Work instructions.
Which lines below contain the word "true"? Copy each one.

Supplied material.
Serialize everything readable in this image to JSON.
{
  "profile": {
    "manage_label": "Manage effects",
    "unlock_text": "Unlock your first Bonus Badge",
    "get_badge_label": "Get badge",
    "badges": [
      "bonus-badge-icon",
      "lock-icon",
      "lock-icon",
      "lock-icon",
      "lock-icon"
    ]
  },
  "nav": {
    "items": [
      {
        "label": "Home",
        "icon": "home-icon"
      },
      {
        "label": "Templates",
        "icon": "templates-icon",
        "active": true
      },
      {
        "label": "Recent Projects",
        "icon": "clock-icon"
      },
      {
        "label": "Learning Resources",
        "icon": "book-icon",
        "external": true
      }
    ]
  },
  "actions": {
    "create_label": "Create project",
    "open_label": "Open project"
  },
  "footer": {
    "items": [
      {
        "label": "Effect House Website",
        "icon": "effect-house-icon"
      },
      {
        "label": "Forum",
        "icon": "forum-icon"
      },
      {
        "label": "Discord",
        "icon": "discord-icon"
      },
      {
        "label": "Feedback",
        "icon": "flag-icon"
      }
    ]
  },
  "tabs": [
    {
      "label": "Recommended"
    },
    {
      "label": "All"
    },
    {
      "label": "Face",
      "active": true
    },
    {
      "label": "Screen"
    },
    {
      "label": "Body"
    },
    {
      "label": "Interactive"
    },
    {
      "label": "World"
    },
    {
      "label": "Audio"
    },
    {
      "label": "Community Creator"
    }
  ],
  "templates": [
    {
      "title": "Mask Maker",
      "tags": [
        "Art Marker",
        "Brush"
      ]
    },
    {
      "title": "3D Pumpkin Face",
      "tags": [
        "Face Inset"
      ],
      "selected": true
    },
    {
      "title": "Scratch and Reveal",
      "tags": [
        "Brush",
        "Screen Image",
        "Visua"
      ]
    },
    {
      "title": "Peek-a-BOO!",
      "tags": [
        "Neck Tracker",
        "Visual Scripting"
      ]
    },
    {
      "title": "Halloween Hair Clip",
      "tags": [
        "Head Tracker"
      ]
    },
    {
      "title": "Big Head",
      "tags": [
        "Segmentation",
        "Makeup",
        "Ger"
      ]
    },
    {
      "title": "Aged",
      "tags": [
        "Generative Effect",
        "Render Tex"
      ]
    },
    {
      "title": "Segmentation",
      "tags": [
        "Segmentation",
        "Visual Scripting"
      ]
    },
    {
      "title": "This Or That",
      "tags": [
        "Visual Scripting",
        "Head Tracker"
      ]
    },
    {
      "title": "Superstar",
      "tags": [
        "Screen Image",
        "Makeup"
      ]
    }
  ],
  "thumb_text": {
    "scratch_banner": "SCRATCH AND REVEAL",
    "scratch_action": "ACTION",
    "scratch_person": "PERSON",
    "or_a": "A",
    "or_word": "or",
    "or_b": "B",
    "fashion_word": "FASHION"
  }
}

The completed task.
        "active": true
        "external": true
      "active": true
      "selected": true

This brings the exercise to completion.